Copy the records below exactly as they stand. Leave out the pictures.

[Website and app data records]
:::

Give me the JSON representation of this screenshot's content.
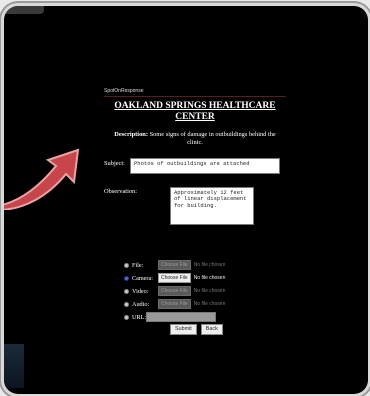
{
  "app": {
    "name": "SpotOnResponse"
  },
  "report": {
    "title": "OAKLAND SPRINGS HEALTHCARE CENTER",
    "description_label": "Description:",
    "description_text": "Some signs of damage in outbuildings behind the clinic."
  },
  "form": {
    "subject_label": "Subject:",
    "subject_value": "Photos of outbuildings are attached",
    "observation_label": "Observation:",
    "observation_value": "Approximately 12 feet of linear displacement for building.",
    "media": [
      {
        "label": "File:",
        "selected": false,
        "enabled": false,
        "button": "Choose File",
        "status": "No file chosen"
      },
      {
        "label": "Camera:",
        "selected": true,
        "enabled": true,
        "button": "Choose File",
        "status": "No file chosen"
      },
      {
        "label": "Video:",
        "selected": false,
        "enabled": false,
        "button": "Choose File",
        "status": "No file chosen"
      },
      {
        "label": "Audio:",
        "selected": false,
        "enabled": false,
        "button": "Choose File",
        "status": "No file chosen"
      }
    ],
    "url_label": "URL:",
    "submit_label": "Submit",
    "back_label": "Back"
  },
  "colors": {
    "background": "#000000",
    "arrow": "#c8464b",
    "frame": "#d9d9d9"
  }
}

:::

Answer box
Give me the JSON representation of this screenshot's content.
{
  "app": {
    "name": "SpotOnResponse"
  },
  "report": {
    "title": "OAKLAND SPRINGS HEALTHCARE CENTER",
    "description_label": "Description:",
    "description_text": "Some signs of damage in outbuildings behind the clinic."
  },
  "form": {
    "subject_label": "Subject:",
    "subject_value": "Photos of outbuildings are attached",
    "observation_label": "Observation:",
    "observation_value": "Approximately 12 feet of linear displacement for building.",
    "media": [
      {
        "label": "File:",
        "selected": false,
        "enabled": false,
        "button": "Choose File",
        "status": "No file chosen"
      },
      {
        "label": "Camera:",
        "selected": true,
        "enabled": true,
        "button": "Choose File",
        "status": "No file chosen"
      },
      {
        "label": "Video:",
        "selected": false,
        "enabled": false,
        "button": "Choose File",
        "status": "No file chosen"
      },
      {
        "label": "Audio:",
        "selected": false,
        "enabled": false,
        "button": "Choose File",
        "status": "No file chosen"
      }
    ],
    "url_label": "URL:",
    "submit_label": "Submit",
    "back_label": "Back"
  },
  "colors": {
    "background": "#000000",
    "arrow": "#c8464b",
    "frame": "#d9d9d9"
  }
}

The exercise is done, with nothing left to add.